There's a paradox within culture change, and we have to embrace it | Heather Tierney-Moore

Heather Tierney-Moore

In a few days, I will be joining colleagues at the NHS Confederation’s annual conference and exhibition to discuss the importance and challenges of changing the culture of NHS organisations.

It feels like a conversation I started nearly 20 years ago and one that I have repeated many times with different people over the intervening period. So why are we still talking about it? Why has it not happened already? How many times do we need to be told before we just do it?

But of course, it’s not that simple.
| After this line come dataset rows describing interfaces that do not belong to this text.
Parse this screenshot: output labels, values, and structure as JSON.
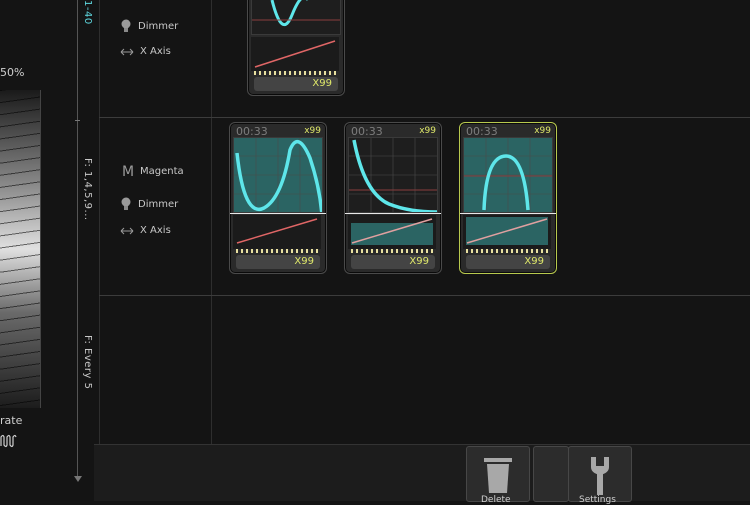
{
  "left_panel": {
    "percent": "50%",
    "rate_label": "rate"
  },
  "ruler": {
    "labels": [
      "1-40",
      "F: 1,4,5,9...",
      "F: Every 5"
    ]
  },
  "rows": [
    {
      "feature": null,
      "dimmer": "Dimmer",
      "axis": "X Axis"
    },
    {
      "feature": "Magenta",
      "dimmer": "Dimmer",
      "axis": "X Axis"
    }
  ],
  "cards": [
    {
      "time": "",
      "mult": "",
      "footer": "X99"
    },
    {
      "time": "00:33",
      "mult": "x99",
      "footer": "X99"
    },
    {
      "time": "00:33",
      "mult": "x99",
      "footer": "X99"
    },
    {
      "time": "00:33",
      "mult": "x99",
      "footer": "X99"
    }
  ],
  "toolbar": {
    "delete_label": "Delete",
    "settings_label": "Settings"
  },
  "colors": {
    "accent_cyan": "#5ee6ea",
    "accent_yellow": "#dfe86a",
    "line_red": "#e06666"
  },
  "icons": [
    "lightbulb-icon",
    "axis-arrow-icon",
    "magenta-m-icon",
    "trash-icon",
    "wrench-icon",
    "wave-icon"
  ]
}
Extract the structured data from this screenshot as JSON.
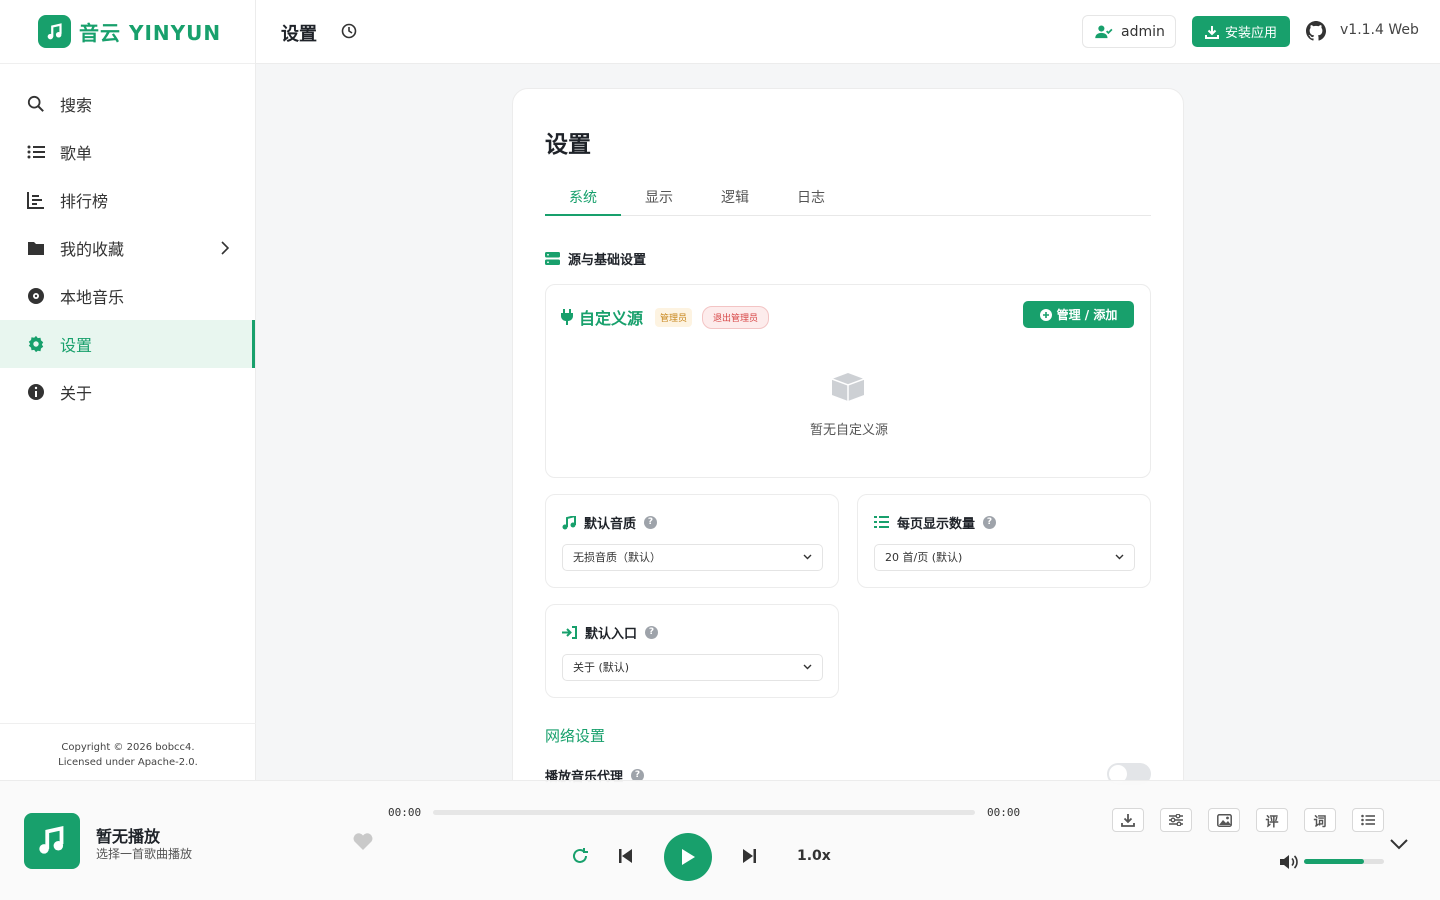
{
  "app": {
    "logo_text": "音云 YINYUN",
    "brand_color": "#18a06c"
  },
  "sidebar": {
    "items": [
      {
        "label": "搜索",
        "icon": "search-icon"
      },
      {
        "label": "歌单",
        "icon": "list-icon"
      },
      {
        "label": "排行榜",
        "icon": "chart-icon"
      },
      {
        "label": "我的收藏",
        "icon": "folder-icon"
      },
      {
        "label": "本地音乐",
        "icon": "disc-icon"
      },
      {
        "label": "设置",
        "icon": "gear-icon",
        "active": true
      },
      {
        "label": "关于",
        "icon": "info-icon"
      }
    ],
    "copyright_line1": "Copyright © 2026 bobcc4.",
    "copyright_line2": "Licensed under Apache-2.0."
  },
  "header": {
    "title": "设置",
    "user": "admin",
    "install_label": "安装应用",
    "version": "v1.1.4 Web"
  },
  "settings": {
    "title": "设置",
    "tabs": [
      "系统",
      "显示",
      "逻辑",
      "日志"
    ],
    "active_tab": "系统",
    "section_title": "源与基础设置",
    "custom_source": {
      "title": "自定义源",
      "badge_admin": "管理员",
      "badge_exit": "退出管理员",
      "manage_label": "管理 / 添加",
      "empty_text": "暂无自定义源"
    },
    "quality": {
      "label": "默认音质",
      "value": "无损音质（默认）"
    },
    "page_size": {
      "label": "每页显示数量",
      "value": "20 首/页 (默认)"
    },
    "entry": {
      "label": "默认入口",
      "value": "关于 (默认)"
    },
    "help_mark": "?",
    "network_title": "网络设置",
    "proxy_label": "播放音乐代理",
    "proxy_enabled": false
  },
  "player": {
    "title": "暂无播放",
    "subtitle": "选择一首歌曲播放",
    "time_current": "00:00",
    "time_total": "00:00",
    "progress": 0,
    "speed": "1.0x",
    "comment_label": "评",
    "lyrics_label": "词",
    "volume": 0.75
  }
}
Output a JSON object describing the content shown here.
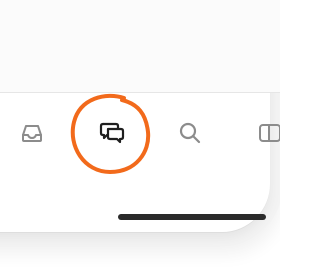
{
  "tabbar": {
    "items": [
      {
        "icon": "inbox-icon",
        "selected": false
      },
      {
        "icon": "messages-icon",
        "selected": true
      },
      {
        "icon": "search-icon",
        "selected": false
      },
      {
        "icon": "sidebar-icon",
        "selected": false
      }
    ]
  },
  "annotation": {
    "color": "#f26a1b",
    "target": "messages-tab"
  },
  "colors": {
    "icon": "#8c8c8c",
    "icon_selected": "#1f1f1f",
    "annotation": "#f26a1b",
    "home_indicator": "#2a2a2a"
  }
}
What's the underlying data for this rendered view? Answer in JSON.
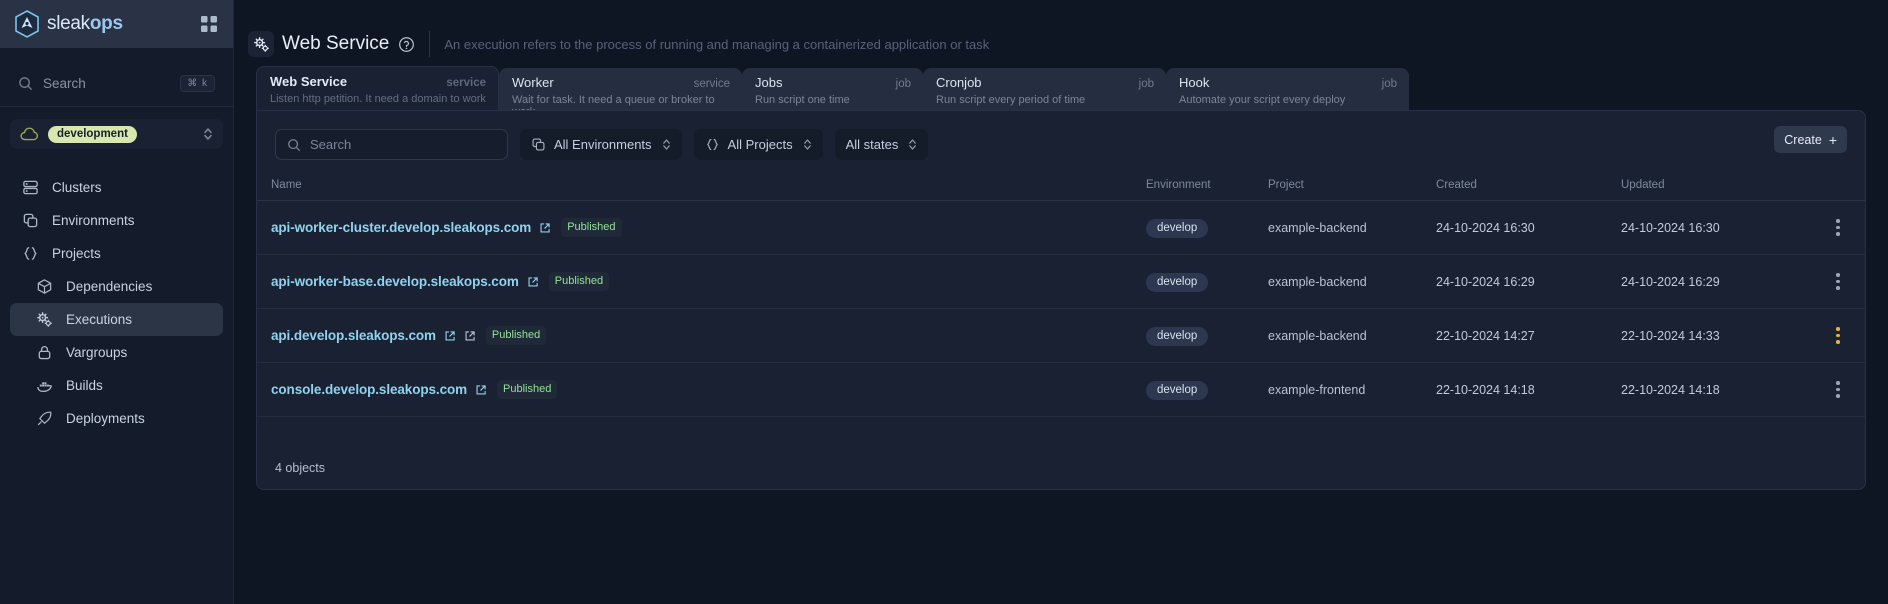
{
  "brand": {
    "name_light": "sleak",
    "name_bold": "ops",
    "grid_icon": "grid-icon",
    "logo_icon": "sleakops-logo-icon"
  },
  "sidebar": {
    "search": {
      "placeholder": "Search",
      "icon": "search-icon",
      "shortcut": "⌘ k"
    },
    "env_selector": {
      "chip": "development",
      "cloud_icon": "cloud-icon",
      "chevron_icon": "chevron-up-down-icon"
    },
    "items": [
      {
        "label": "Clusters",
        "icon": "server-icon",
        "active": false,
        "sub": false
      },
      {
        "label": "Environments",
        "icon": "copy-icon",
        "active": false,
        "sub": false
      },
      {
        "label": "Projects",
        "icon": "braces-icon",
        "active": false,
        "sub": false
      },
      {
        "label": "Dependencies",
        "icon": "cube-icon",
        "active": false,
        "sub": true
      },
      {
        "label": "Executions",
        "icon": "cogs-icon",
        "active": true,
        "sub": true
      },
      {
        "label": "Vargroups",
        "icon": "lock-icon",
        "active": false,
        "sub": true
      },
      {
        "label": "Builds",
        "icon": "docker-icon",
        "active": false,
        "sub": true
      },
      {
        "label": "Deployments",
        "icon": "rocket-icon",
        "active": false,
        "sub": true
      }
    ]
  },
  "header": {
    "icon": "cogs-icon",
    "title": "Web Service",
    "help_icon": "question-circle-icon",
    "subtitle": "An execution refers to the process of running and managing a containerized application or task"
  },
  "tabs": [
    {
      "label": "Web Service",
      "kind": "service",
      "desc": "Listen http petition. It need a domain to work",
      "active": true
    },
    {
      "label": "Worker",
      "kind": "service",
      "desc": "Wait for task. It need a queue or broker to work",
      "active": false
    },
    {
      "label": "Jobs",
      "kind": "job",
      "desc": "Run script one time",
      "active": false
    },
    {
      "label": "Cronjob",
      "kind": "job",
      "desc": "Run script every period of time",
      "active": false
    },
    {
      "label": "Hook",
      "kind": "job",
      "desc": "Automate your script every deploy",
      "active": false
    }
  ],
  "filters": {
    "search": {
      "placeholder": "Search",
      "icon": "search-icon"
    },
    "environments": {
      "label": "All Environments",
      "icon": "copy-icon",
      "chevron_icon": "chevron-up-down-icon"
    },
    "projects": {
      "label": "All Projects",
      "icon": "braces-icon",
      "chevron_icon": "chevron-up-down-icon"
    },
    "states": {
      "label": "All states",
      "chevron_icon": "chevron-up-down-icon"
    },
    "create": {
      "label": "Create",
      "icon": "plus-icon"
    }
  },
  "table": {
    "columns": [
      "Name",
      "Environment",
      "Project",
      "Created",
      "Updated"
    ],
    "rows": [
      {
        "name": "api-worker-cluster.develop.sleakops.com",
        "ext_links": 1,
        "status": "Published",
        "environment": "develop",
        "project": "example-backend",
        "created": "24-10-2024 16:30",
        "updated": "24-10-2024 16:30",
        "menu_state": "default"
      },
      {
        "name": "api-worker-base.develop.sleakops.com",
        "ext_links": 1,
        "status": "Published",
        "environment": "develop",
        "project": "example-backend",
        "created": "24-10-2024 16:29",
        "updated": "24-10-2024 16:29",
        "menu_state": "default"
      },
      {
        "name": "api.develop.sleakops.com",
        "ext_links": 2,
        "status": "Published",
        "environment": "develop",
        "project": "example-backend",
        "created": "22-10-2024 14:27",
        "updated": "22-10-2024 14:33",
        "menu_state": "warning"
      },
      {
        "name": "console.develop.sleakops.com",
        "ext_links": 1,
        "status": "Published",
        "environment": "develop",
        "project": "example-frontend",
        "created": "22-10-2024 14:18",
        "updated": "22-10-2024 14:18",
        "menu_state": "default"
      }
    ],
    "footer": "4 objects"
  },
  "colors": {
    "accent_link": "#8fd3ee",
    "brand": "#9ec9ef",
    "chip_green": "#d7e7ae",
    "status_green": "#96e29a",
    "menu_warning": "#e0b24a"
  }
}
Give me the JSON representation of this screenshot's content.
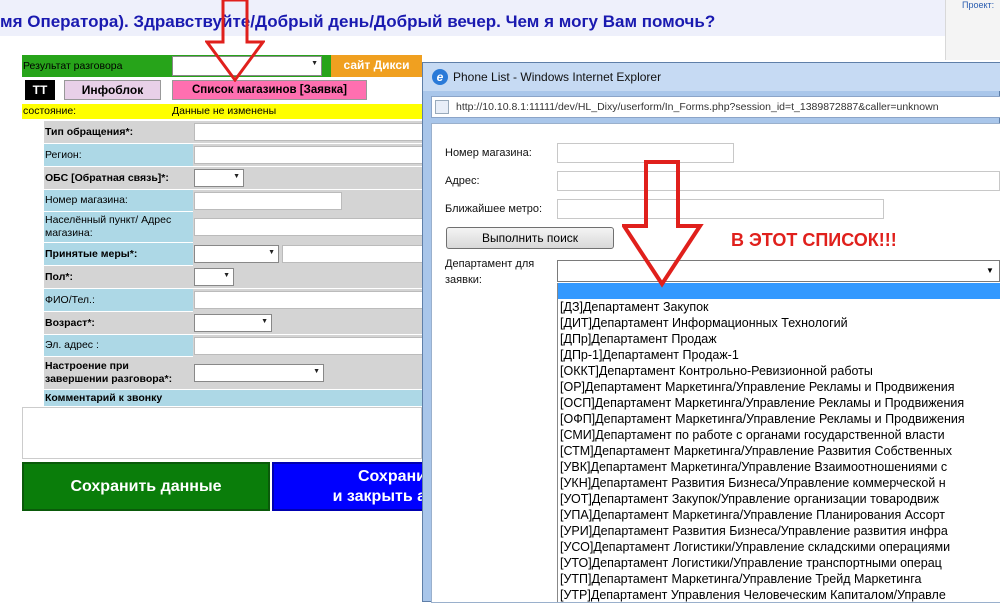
{
  "greeting": "мя Оператора). Здравствуйте/Добрый день/Добрый вечер. Чем я могу Вам помочь?",
  "project_label": "Проект:",
  "form": {
    "result_label": "Результат разговора",
    "dixy_site_btn": "сайт Дикси",
    "tab_tt": "ТТ",
    "tab_infoblock": "Инфоблок",
    "tab_stores": "Список магазинов [Заявка]",
    "state_label": "состояние:",
    "state_value": "Данные не изменены",
    "fields": [
      {
        "label": "Тип обращения*:"
      },
      {
        "label": "Регион:"
      },
      {
        "label": "ОБС [Обратная связь]*:"
      },
      {
        "label": "Номер магазина:"
      },
      {
        "label": "Населённый пункт/ Адрес магазина:"
      },
      {
        "label": "Принятые меры*:"
      },
      {
        "label": "Пол*:"
      },
      {
        "label": "ФИО/Тел.:"
      },
      {
        "label": "Возраст*:"
      },
      {
        "label": "Эл. адрес :"
      },
      {
        "label": "Настроение при завершении разговора*:"
      }
    ],
    "comment_label": "Комментарий к звонку",
    "save_btn": "Сохранить данные",
    "save_close_btn_line1": "Сохрани",
    "save_close_btn_line2": "и закрыть а"
  },
  "dialog": {
    "title": "Phone List - Windows Internet Explorer",
    "url": "http://10.10.8.1:11111/dev/HL_Dixy/userform/In_Forms.php?session_id=t_1389872887&caller=unknown",
    "store_no_label": "Номер магазина:",
    "address_label": "Адрес:",
    "metro_label": "Ближайшее метро:",
    "search_btn": "Выполнить поиск",
    "dept_label": "Департамент для заявки:",
    "annotation": "В ЭТОТ СПИСОК!!!",
    "departments": [
      "[ДЗ]Департамент Закупок",
      "[ДИТ]Департамент Информационных Технологий",
      "[ДПр]Департамент Продаж",
      "[ДПр-1]Департамент Продаж-1",
      "[ОККТ]Департамент Контрольно-Ревизионной работы",
      "[ОР]Департамент Маркетинга/Управление Рекламы и Продвижения",
      "[ОСП]Департамент Маркетинга/Управление Рекламы и Продвижения",
      "[ОФП]Департамент Маркетинга/Управление Рекламы и Продвижения",
      "[СМИ]Департамент по работе с органами государственной власти",
      "[СТМ]Департамент Маркетинга/Управление Развития Собственных",
      "[УВК]Департамент Маркетинга/Управление Взаимоотношениями с",
      "[УКН]Департамент Развития Бизнеса/Управление коммерческой н",
      "[УОТ]Департамент Закупок/Управление организации товародвиж",
      "[УПА]Департамент Маркетинга/Управление Планирования Ассорт",
      "[УРИ]Департамент Развития Бизнеса/Управление развития инфра",
      "[УСО]Департамент Логистики/Управление складскими операциями",
      "[УТО]Департамент Логистики/Управление транспортными операц",
      "[УТП]Департамент Маркетинга/Управление Трейд Маркетинга",
      "[УТР]Департамент Управления Человеческим Капиталом/Управле"
    ]
  },
  "colors": {
    "green": "#27a41a",
    "orange": "#f0a020",
    "pink": "#ff6fb0",
    "yellow": "#ffff00",
    "lightblue": "#add8e6",
    "arrow_red": "#e0201c",
    "annotation_red": "#e0201c"
  }
}
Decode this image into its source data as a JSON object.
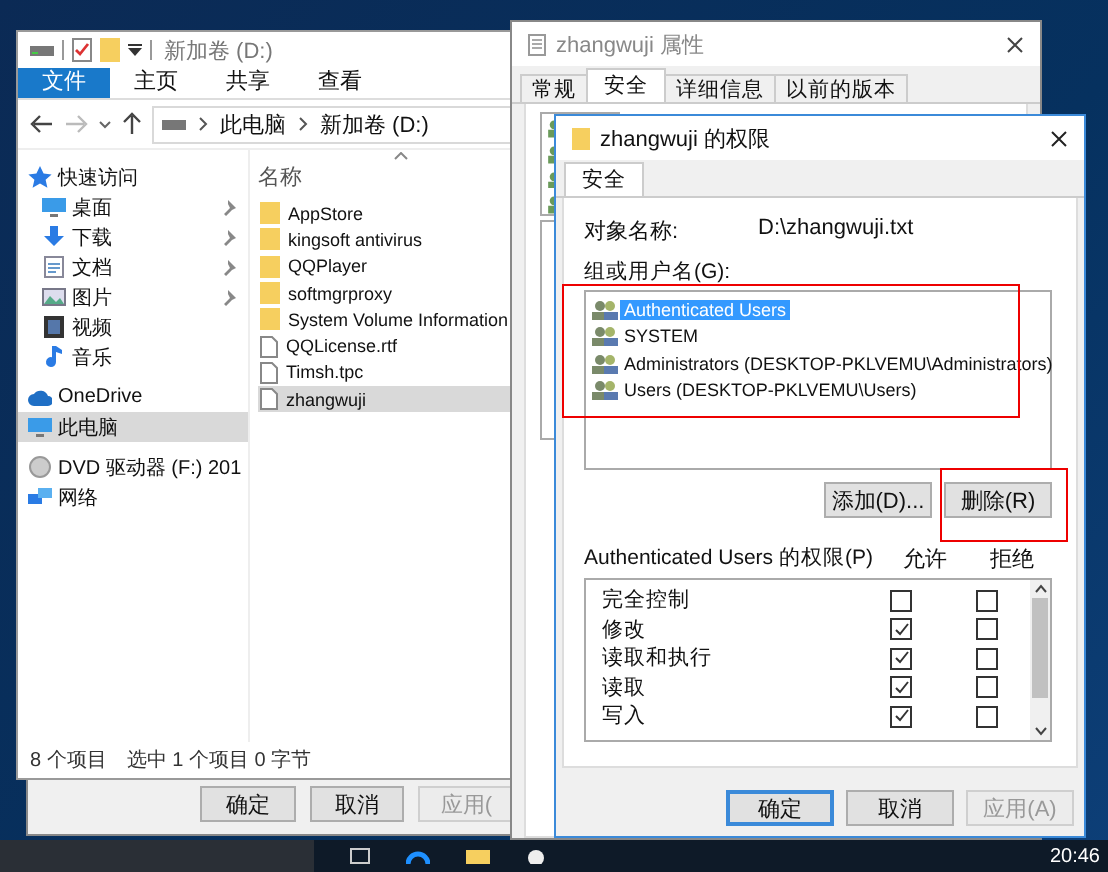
{
  "background_window": {
    "buttons": [
      {
        "label": "确定",
        "disabled": false
      },
      {
        "label": "取消",
        "disabled": false
      },
      {
        "label": "应用(",
        "disabled": true
      }
    ]
  },
  "explorer": {
    "title": "新加卷 (D:)",
    "ribbon_tabs": [
      {
        "label": "文件",
        "selected": true
      },
      {
        "label": "主页",
        "selected": false
      },
      {
        "label": "共享",
        "selected": false
      },
      {
        "label": "查看",
        "selected": false
      }
    ],
    "address": [
      "此电脑",
      "新加卷 (D:)"
    ],
    "sidebar": [
      {
        "label": "快速访问",
        "kind": "group",
        "pinned": false,
        "selected": false
      },
      {
        "label": "桌面",
        "kind": "item",
        "pinned": true,
        "selected": false
      },
      {
        "label": "下载",
        "kind": "item",
        "pinned": true,
        "selected": false
      },
      {
        "label": "文档",
        "kind": "item",
        "pinned": true,
        "selected": false
      },
      {
        "label": "图片",
        "kind": "item",
        "pinned": true,
        "selected": false
      },
      {
        "label": "视频",
        "kind": "item",
        "pinned": false,
        "selected": false
      },
      {
        "label": "音乐",
        "kind": "item",
        "pinned": false,
        "selected": false
      },
      {
        "label": "OneDrive",
        "kind": "group",
        "pinned": false,
        "selected": false
      },
      {
        "label": "此电脑",
        "kind": "group",
        "pinned": false,
        "selected": true
      },
      {
        "label": "DVD 驱动器 (F:) 201",
        "kind": "group",
        "pinned": false,
        "selected": false
      },
      {
        "label": "网络",
        "kind": "group",
        "pinned": false,
        "selected": false
      }
    ],
    "column_header": "名称",
    "files": [
      {
        "name": "AppStore",
        "kind": "folder",
        "selected": false
      },
      {
        "name": "kingsoft antivirus",
        "kind": "folder",
        "selected": false
      },
      {
        "name": "QQPlayer",
        "kind": "folder",
        "selected": false
      },
      {
        "name": "softmgrproxy",
        "kind": "folder",
        "selected": false
      },
      {
        "name": "System Volume Information",
        "kind": "folder",
        "selected": false
      },
      {
        "name": "QQLicense.rtf",
        "kind": "file",
        "selected": false
      },
      {
        "name": "Timsh.tpc",
        "kind": "file",
        "selected": false
      },
      {
        "name": "zhangwuji",
        "kind": "file",
        "selected": true
      }
    ],
    "status_bar": [
      "8 个项目",
      "选中 1 个项目  0 字节"
    ]
  },
  "properties": {
    "title": "zhangwuji 属性",
    "tabs": [
      {
        "label": "常规",
        "selected": false
      },
      {
        "label": "安全",
        "selected": true
      },
      {
        "label": "详细信息",
        "selected": false
      },
      {
        "label": "以前的版本",
        "selected": false
      }
    ]
  },
  "permissions_dialog": {
    "title": "zhangwuji 的权限",
    "tabs": [
      {
        "label": "安全",
        "selected": true
      }
    ],
    "object_label": "对象名称:",
    "object_value": "D:\\zhangwuji.txt",
    "groups_label": "组或用户名(G):",
    "groups": [
      {
        "name": "Authenticated Users",
        "selected": true
      },
      {
        "name": "SYSTEM",
        "selected": false
      },
      {
        "name": "Administrators (DESKTOP-PKLVEMU\\Administrators)",
        "selected": false
      },
      {
        "name": "Users (DESKTOP-PKLVEMU\\Users)",
        "selected": false
      }
    ],
    "group_buttons": [
      "添加(D)...",
      "删除(R)"
    ],
    "permissions_label": "Authenticated Users 的权限(P)",
    "allow_header": "允许",
    "deny_header": "拒绝",
    "permissions": [
      {
        "name": "完全控制",
        "allow": false,
        "deny": false
      },
      {
        "name": "修改",
        "allow": true,
        "deny": false
      },
      {
        "name": "读取和执行",
        "allow": true,
        "deny": false
      },
      {
        "name": "读取",
        "allow": true,
        "deny": false
      },
      {
        "name": "写入",
        "allow": true,
        "deny": false
      }
    ],
    "buttons": [
      {
        "label": "确定",
        "default": true,
        "disabled": false
      },
      {
        "label": "取消",
        "default": false,
        "disabled": false
      },
      {
        "label": "应用(A)",
        "default": false,
        "disabled": true
      }
    ]
  },
  "taskbar": {
    "clock": "20:46"
  }
}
Few things are easily achieved that are as fundamentally important as a consistently positive culture, particularly within a complex, diverse and dispersed system such as the NHS. In fact, as you start to understand culture and culture change, you have to embrace the paradox that while it is probably one of the most, if not the highest priority area for leaders, it is infuriatingly difficult to achieve, requires a long-term approach and absolutely does not happen because you told someone to do it! Increasingly loud exhortations and greater urgency of message to ‘get on with it’, coming from so many quarters, has probably had precisely the opposite effect.

Everyone who believes that change in culture is needed must start with themselves – “being the change you want to see”. The NHS employs more than 1.6 million people and deals with over 1 million people every 36 hours. It’s the way all these people behave with each other, all day, everyday that constitutes the culture. 

There are conditions leaders can create that help to support the positive behaviours they wish to underpin culture – and that takes effort. There are actions they can take when they see, hear about or experience the less positive behaviours – and that takes courage. There are evidence-based interventions, hard-wiring and soft stuff that help shift the culture within teams, within services and within organisations – and that requires knowledge. 

But it becomes even more challenging across and between organisations. It needs even more consistent leadership approaches and behaviours to change how a whole system demonstrates its culture, and that’s everyone’s responsibility. Every part of an organisation and all the individuals within any system both create and are impacted by the culture. 

My organisation consists of nearly 7,000 people, working in 700 locations spread over 3,500 square miles. Trying to build a consistently positive values-based culture has been my priority for the last six years and it is still work in progress. Increasingly, I am having conversations about culture across the health and wider public sector economies within Lancashire and the North West, as we seek to achieve the transformation that is required over the next five years. 

One of the powerful tools of change is conversation. You can make change happen one conversation at a time. So maybe the fact that I have been having conversations about culture change for the last 20 years is a good thing. Perhaps we need more people to have conversations about the things that matter, which involve more listening than talking, to help us in that journey.

Perhaps that’s where our energy and effort should be directed. “A little more conversation, a little less action please,” to misquote Elvis, though that might not be quite right, as moving to action once you understand what is needed is important. Maybe we all need to try asking more questions and really listening to the answers. Maybe one of these questions might be ‘how does my behaviour impact on you and the culture of our team?’.

Heather Tierney-Moore is chief executive of Lancashire Care NHS Foundation Trust. Follow her on Twitter @HeatherCEO

Like this post?

Share it on Twitter or leave a comment below.

Latest Tweets

Latest Blog Post

What the new Prime Minister will mean for the NHS | Niall Dickson

15 / 7 / 2019 8.44am

Barring the unexpected, Boris Johnson will be our next Prime Minister. And this matters for all of us concerned about the NHS. Apart from his own priorities, he will bring a new Chancellor, possibly a new Health Secretary in England and, of course, continued uncertainty about Brexit and much else. Niall Dickson, chief executive of the NHS Confederation, reinforces what we need to make sure stays on the political agenda.

Why Register?

Great reasons to register with NHS Confederation

  • Access exclusive resources 
    Access member-only resources and tailor member benefits and services
  • Personalise your website
    Select topics of interest for recommended content
  • Comment and recommend
    Rate and share content with colleagues
  • Never miss a thing
    Register now to keep your finger on the pulse of the NHS Confederation

Log In

To book events and access member only content you need to register with us.  This only takes a moment via our registration page. If you have already registered login using your email address and password below.